The DYnamic Therapy Associates Blog
One year ago my 22 year old friend L. could communicate with a smile and a repetitive whole arm pump when she was happy. At least that's what we thought she meant. Very limited eye contact, no speech and no choice-making. She would consistently reach for a cup of water and would hit a rocking plate switch on the right side to ask for the water. No reaching to get anything else. And she would sleep. A lot.
We were told she was "Profoundly Mentally Handicapped" which meant, "Don't even try. There's no chance. She's an adult. She can't learn. Seriously???? You're getting her a high tech communication device???!!?!? She's not ready."
Today L. came in my office.

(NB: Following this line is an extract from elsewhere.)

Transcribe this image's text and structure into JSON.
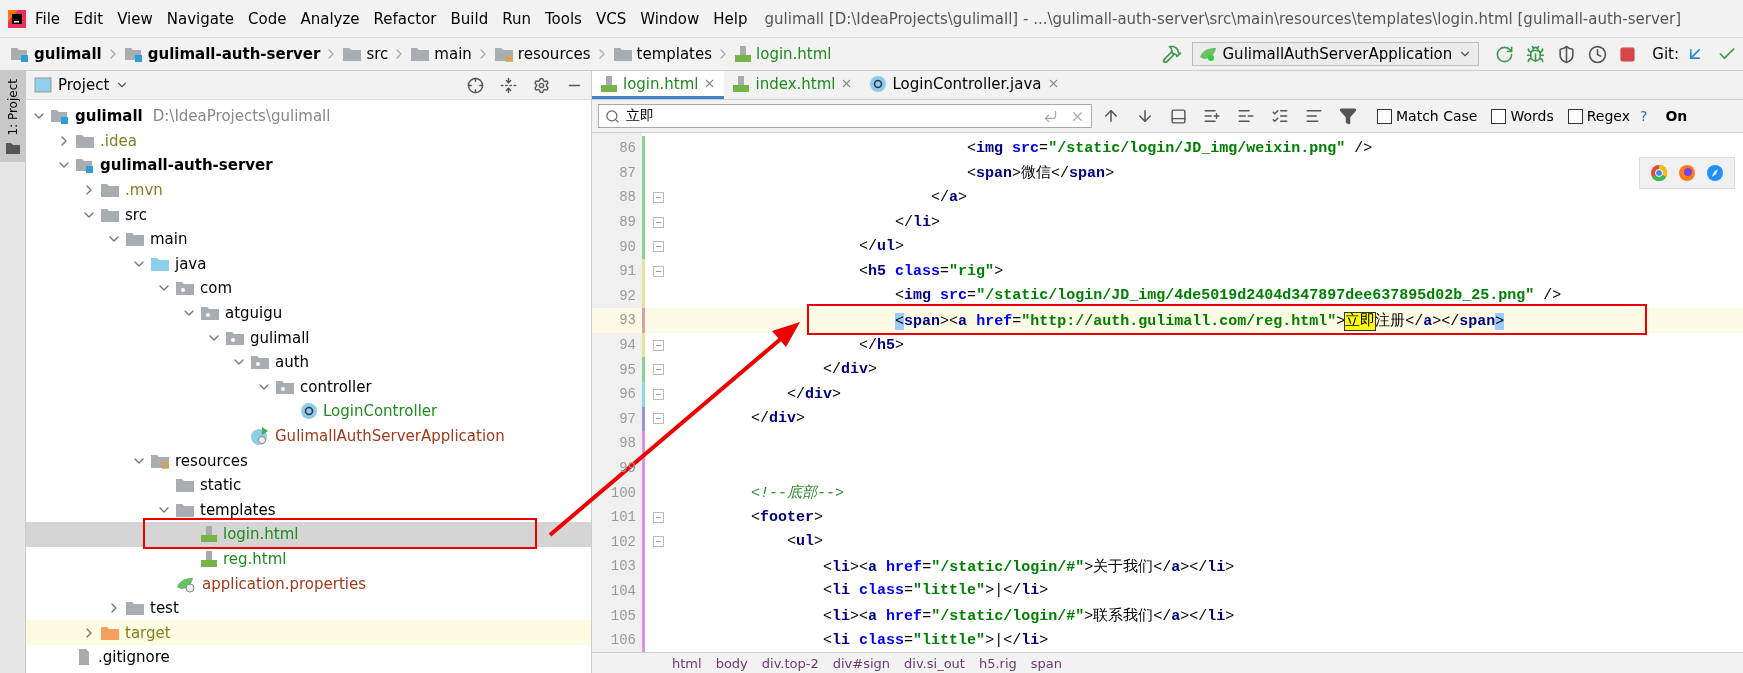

She independently said, "Hi!" "How are you?" and answered me saying "I'm fine" using her communication device. She reached to touch me with a huge smile. Still no eye contact. After we waited a LONG time she said, "I'm ready" and we headed off to my therapy room. She reached for several items on my table she wanted. She grinned and gave me that happy arm bounce many more times. With a lot of encouragement she told us "I like it!" as she saw her new pages on her device. These are the pages that allow L. to begin to learn to independently move from page to page on her device. We just added these today because she has progressed beyond having her partners pick all of her pages for her.
Dad walked in unexpectedly and she couldn't quite get that "Hi" out by herself but, with a little encouragement followed by a long wait, she continued, by herself, to say "How are you?" and to answer again, "I'm fine." I think we should have had, "I am EXCITED" on her device because she was engaged, expectant and interacting!

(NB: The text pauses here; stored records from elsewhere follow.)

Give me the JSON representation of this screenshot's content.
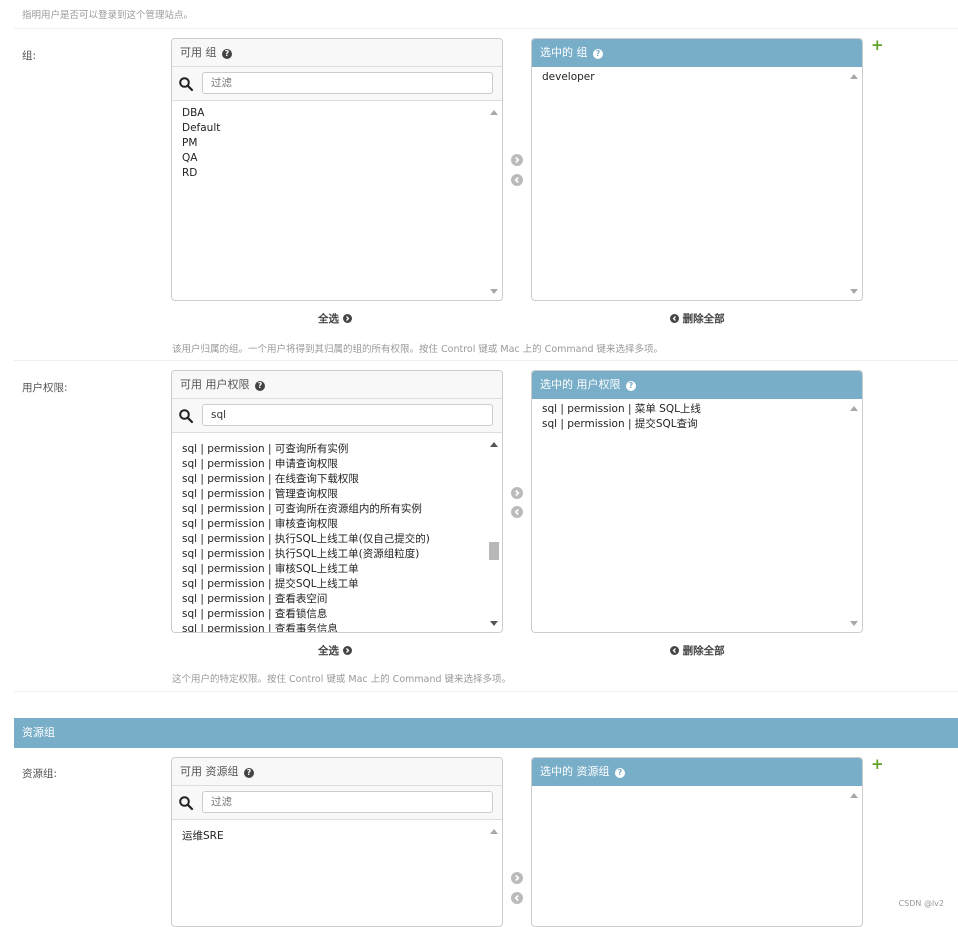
{
  "top_help": "指明用户是否可以登录到这个管理站点。",
  "groups": {
    "label": "组:",
    "available_title": "可用 组",
    "filter_placeholder": "过滤",
    "filter_value": "",
    "available": [
      "DBA",
      "Default",
      "PM",
      "QA",
      "RD"
    ],
    "chosen_title": "选中的 组",
    "chosen": [
      "developer"
    ],
    "choose_all": "全选",
    "remove_all": "删除全部",
    "help": "该用户归属的组。一个用户将得到其归属的组的所有权限。按住 Control 键或 Mac 上的 Command 键来选择多项。"
  },
  "perms": {
    "label": "用户权限:",
    "available_title": "可用 用户权限",
    "filter_placeholder": "过滤",
    "filter_value": "sql",
    "available": [
      "sql | permission | 可查询所有实例",
      "sql | permission | 申请查询权限",
      "sql | permission | 在线查询下载权限",
      "sql | permission | 管理查询权限",
      "sql | permission | 可查询所在资源组内的所有实例",
      "sql | permission | 审核查询权限",
      "sql | permission | 执行SQL上线工单(仅自己提交的)",
      "sql | permission | 执行SQL上线工单(资源组粒度)",
      "sql | permission | 审核SQL上线工单",
      "sql | permission | 提交SQL上线工单",
      "sql | permission | 查看表空间",
      "sql | permission | 查看锁信息",
      "sql | permission | 查看事务信息"
    ],
    "chosen_title": "选中的 用户权限",
    "chosen": [
      "sql | permission | 菜单 SQL上线",
      "sql | permission | 提交SQL查询"
    ],
    "choose_all": "全选",
    "remove_all": "删除全部",
    "help": "这个用户的特定权限。按住 Control 键或 Mac 上的 Command 键来选择多项。"
  },
  "resource_section": {
    "title": "资源组"
  },
  "resource": {
    "label": "资源组:",
    "available_title": "可用 资源组",
    "filter_placeholder": "过滤",
    "filter_value": "",
    "available": [
      "运维SRE"
    ],
    "chosen_title": "选中的 资源组",
    "chosen": []
  },
  "icons": {
    "help": "help-circle-icon",
    "filter": "search-icon",
    "move_right": "arrow-right-circle-icon",
    "move_left": "arrow-left-circle-icon",
    "add": "plus-icon"
  },
  "colors": {
    "header": "#79aec8",
    "add": "#5fa225",
    "help_text": "#999999"
  },
  "watermark": "CSDN @lv2"
}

On the way out we paused for another long wait time and then got to hear L. say, "I'm ready." "Let's get going!" A quick "bye" from me and L. gave me super fast "see you later!" Smiles all around, for L., me, Mom and Dad.
These days L. has a LOT more people talking with her. More people are interacting with her and she is awake a lot more. She is coming to expect people to talk to her and people are expecting her to respond. Everyone agrees that, of course, we need to ask her opinion before we move her or feed her or touch her. And we all agree that it's okay if she doesn't say what we expect her to say. But we'll assume she has an opinion, is socially motivated and wants to be a part of her world. And we'll make sure she has a way to do that, with her device and lots of relevant pages for all of her environments.
Take that, "Profoundly Mentally Handicapped" diagnosis: meaningless, handicapping, limiting label!
Not for our friends!
About the Author: I am a SLP who has the distinct fortune of having a job that is also my passion. I have been an AAC Specialist for almost 25 years in schools and my private clinic. I currently own Dynamic Therapy with my husband, Chuck (also of 25 years) who is my business partner and enabler. We have a wonderful staff of SLPs & AAC Specialists who work with us to help our patients. I hope you find my blog helpful as you join me in our journey with our unique and amazing friends! Vicki Clarke, MS CCC-SLP